"We are looking at partnering with Education Queensland, TAFE and higher education centres so they can get themselves a job on leaving," she said.
"If a judge sends them to jail that is exactly where they will be, but while they are in there they will be working in a prison industry or maybe doing a certificate or finishing Grade 12… or both.
"We want them to come out and be job ready and hopefully get on the right path in life."
Ms Miller said a commercial kitchen had been installed so that prisoners could get hospitality qualifications.
A commercial laundry will also be built while a giant industrial shed will be utilised to provide training in a variety of fields.

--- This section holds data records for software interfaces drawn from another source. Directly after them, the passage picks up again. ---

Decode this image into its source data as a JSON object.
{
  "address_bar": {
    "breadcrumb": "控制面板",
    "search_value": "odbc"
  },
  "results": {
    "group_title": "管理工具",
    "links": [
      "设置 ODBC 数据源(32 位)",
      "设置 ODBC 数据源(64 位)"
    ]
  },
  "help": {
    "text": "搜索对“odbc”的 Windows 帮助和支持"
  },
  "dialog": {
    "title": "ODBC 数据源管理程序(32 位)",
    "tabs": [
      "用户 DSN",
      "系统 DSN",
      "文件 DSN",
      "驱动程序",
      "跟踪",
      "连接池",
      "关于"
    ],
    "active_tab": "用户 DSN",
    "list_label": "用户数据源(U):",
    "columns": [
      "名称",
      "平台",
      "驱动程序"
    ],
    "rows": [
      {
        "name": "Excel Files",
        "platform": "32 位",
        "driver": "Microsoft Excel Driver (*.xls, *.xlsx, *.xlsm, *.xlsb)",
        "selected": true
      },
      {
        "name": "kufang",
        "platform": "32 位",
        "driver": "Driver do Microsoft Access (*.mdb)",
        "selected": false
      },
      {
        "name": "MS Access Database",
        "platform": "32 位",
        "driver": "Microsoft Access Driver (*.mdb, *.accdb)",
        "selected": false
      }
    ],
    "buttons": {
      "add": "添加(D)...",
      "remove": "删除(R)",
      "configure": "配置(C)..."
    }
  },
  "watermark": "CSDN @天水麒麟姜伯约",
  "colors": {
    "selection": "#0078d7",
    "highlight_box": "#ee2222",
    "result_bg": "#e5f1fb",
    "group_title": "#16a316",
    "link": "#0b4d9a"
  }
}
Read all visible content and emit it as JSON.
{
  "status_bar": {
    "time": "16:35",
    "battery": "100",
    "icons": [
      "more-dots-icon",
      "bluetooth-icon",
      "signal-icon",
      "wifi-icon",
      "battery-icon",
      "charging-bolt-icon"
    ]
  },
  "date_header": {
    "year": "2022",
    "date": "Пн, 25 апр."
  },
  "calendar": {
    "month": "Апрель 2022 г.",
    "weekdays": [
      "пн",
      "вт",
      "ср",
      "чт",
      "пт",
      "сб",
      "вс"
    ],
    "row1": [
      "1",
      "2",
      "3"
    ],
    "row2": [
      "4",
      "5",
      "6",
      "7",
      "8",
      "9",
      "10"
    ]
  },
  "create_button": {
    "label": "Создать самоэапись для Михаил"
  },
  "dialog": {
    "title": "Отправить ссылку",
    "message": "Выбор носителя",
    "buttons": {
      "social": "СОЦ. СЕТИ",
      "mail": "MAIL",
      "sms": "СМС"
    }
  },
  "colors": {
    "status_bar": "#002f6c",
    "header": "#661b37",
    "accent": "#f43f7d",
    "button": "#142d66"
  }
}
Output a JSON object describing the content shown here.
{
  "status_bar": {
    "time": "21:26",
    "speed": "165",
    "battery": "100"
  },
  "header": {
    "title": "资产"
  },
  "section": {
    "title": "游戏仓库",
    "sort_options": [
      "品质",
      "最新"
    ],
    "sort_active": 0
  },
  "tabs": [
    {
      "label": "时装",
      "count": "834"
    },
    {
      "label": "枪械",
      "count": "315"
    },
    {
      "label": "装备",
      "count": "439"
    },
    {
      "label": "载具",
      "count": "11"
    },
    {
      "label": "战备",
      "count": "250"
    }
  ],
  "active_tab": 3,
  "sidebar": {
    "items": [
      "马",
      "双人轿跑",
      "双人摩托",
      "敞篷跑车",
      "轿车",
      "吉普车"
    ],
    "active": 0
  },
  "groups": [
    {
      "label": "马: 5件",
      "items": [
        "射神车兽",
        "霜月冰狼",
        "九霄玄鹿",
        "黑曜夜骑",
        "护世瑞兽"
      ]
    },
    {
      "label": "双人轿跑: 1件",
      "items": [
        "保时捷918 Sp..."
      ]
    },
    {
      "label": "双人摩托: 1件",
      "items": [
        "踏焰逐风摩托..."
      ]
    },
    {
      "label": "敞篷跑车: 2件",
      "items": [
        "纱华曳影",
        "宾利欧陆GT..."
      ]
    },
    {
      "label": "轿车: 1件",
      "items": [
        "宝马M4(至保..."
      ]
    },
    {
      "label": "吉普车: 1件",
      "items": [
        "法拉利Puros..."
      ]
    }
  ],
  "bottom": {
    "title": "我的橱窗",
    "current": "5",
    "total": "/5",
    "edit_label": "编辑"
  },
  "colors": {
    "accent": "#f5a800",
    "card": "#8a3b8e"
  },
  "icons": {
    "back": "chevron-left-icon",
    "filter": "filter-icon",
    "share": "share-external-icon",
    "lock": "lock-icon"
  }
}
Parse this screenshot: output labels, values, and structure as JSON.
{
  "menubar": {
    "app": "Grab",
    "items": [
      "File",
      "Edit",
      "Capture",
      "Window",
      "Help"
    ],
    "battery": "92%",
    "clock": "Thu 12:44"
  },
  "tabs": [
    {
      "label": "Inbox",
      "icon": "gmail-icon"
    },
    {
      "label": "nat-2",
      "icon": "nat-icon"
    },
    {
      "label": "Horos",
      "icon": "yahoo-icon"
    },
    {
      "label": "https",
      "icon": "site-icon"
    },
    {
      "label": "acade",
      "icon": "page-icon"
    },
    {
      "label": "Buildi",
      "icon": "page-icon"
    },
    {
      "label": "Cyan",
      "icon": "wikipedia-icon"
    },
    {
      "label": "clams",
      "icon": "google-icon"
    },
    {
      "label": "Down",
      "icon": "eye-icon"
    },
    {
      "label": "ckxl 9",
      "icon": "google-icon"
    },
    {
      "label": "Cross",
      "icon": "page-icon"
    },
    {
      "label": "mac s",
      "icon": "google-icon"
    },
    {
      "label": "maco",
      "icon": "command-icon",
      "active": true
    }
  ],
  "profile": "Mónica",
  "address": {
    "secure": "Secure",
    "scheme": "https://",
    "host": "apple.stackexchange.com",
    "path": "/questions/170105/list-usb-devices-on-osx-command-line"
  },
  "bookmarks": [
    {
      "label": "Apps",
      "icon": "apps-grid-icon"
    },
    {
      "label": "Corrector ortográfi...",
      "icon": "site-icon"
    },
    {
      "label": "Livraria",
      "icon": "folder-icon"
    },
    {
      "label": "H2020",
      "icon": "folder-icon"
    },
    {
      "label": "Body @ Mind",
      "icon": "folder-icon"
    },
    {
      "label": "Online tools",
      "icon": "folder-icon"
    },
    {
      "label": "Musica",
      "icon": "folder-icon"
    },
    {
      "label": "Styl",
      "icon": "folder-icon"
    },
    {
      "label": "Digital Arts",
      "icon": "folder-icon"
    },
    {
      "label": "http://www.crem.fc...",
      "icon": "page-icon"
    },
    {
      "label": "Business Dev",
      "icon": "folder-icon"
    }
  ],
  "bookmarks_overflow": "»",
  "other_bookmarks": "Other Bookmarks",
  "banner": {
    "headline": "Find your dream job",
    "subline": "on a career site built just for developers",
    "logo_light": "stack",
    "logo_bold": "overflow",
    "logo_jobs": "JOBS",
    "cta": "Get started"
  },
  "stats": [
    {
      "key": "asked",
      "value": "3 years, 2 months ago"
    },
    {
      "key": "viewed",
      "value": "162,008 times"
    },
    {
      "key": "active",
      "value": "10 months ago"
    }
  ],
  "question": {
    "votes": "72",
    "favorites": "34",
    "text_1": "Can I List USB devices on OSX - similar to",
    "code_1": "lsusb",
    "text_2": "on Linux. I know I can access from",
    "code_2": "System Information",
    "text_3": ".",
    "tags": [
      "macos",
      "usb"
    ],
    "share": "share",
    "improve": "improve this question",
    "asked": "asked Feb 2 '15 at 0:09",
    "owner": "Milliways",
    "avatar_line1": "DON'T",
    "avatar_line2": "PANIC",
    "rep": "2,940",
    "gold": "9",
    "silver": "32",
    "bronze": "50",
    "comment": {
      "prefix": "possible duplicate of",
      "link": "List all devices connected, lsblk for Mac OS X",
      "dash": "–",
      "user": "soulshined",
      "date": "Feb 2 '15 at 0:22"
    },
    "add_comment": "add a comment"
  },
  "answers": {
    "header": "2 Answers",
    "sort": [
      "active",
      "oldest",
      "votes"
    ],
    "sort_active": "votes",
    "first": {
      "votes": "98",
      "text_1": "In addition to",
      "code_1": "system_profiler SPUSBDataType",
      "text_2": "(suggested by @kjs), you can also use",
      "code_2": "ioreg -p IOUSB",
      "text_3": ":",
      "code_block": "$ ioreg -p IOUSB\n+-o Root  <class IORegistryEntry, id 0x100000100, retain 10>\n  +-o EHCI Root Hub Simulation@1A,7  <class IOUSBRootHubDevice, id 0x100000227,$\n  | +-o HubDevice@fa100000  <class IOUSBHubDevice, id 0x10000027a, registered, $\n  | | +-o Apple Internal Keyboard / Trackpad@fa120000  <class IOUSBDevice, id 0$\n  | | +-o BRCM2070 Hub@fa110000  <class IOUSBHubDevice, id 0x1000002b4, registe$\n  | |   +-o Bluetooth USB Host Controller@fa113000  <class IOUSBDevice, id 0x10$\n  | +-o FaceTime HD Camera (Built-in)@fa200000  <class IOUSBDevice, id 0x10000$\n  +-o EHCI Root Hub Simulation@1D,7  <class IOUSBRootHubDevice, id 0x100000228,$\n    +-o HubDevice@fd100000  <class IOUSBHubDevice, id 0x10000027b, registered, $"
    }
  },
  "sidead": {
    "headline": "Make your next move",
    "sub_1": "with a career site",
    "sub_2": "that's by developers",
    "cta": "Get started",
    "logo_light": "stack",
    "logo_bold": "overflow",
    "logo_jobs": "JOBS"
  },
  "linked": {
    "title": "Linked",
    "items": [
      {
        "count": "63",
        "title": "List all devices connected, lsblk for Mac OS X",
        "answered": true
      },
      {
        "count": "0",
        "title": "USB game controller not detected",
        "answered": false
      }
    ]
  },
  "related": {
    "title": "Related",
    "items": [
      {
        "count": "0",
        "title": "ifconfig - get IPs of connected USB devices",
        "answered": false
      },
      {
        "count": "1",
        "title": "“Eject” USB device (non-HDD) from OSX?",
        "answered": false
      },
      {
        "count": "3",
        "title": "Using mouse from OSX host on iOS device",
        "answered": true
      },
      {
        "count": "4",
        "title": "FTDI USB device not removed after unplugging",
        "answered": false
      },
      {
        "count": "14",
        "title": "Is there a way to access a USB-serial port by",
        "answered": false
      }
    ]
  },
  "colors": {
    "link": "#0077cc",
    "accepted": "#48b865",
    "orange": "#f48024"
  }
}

"Whoever is appointed as a general manager will be working with the local community and certainly local industries to talk to them about the type of jobs available so (the prisoners) can get that training while they are in there," she said.
"This is a publicly run correctional centre and there will be 270 jobs created.
"The types of jobs on offer will be custodial officers, trade instructors, support staff for the team as well as health and medical professionals."
Queensland's prisons are stretched to breaking point with 1400 prisoners sharing cells designed to accommodate one person and the state's jails collectively operating at 112% capacity.
"Sewage and water systems are at breaking point, prison medical officers are having to work in cramped quarters and staff are telling us that it's unsafe," Ms Miller said.
Ms Miller said the re-opening at Borallon would ease those pressures and provide a better working environment for staff.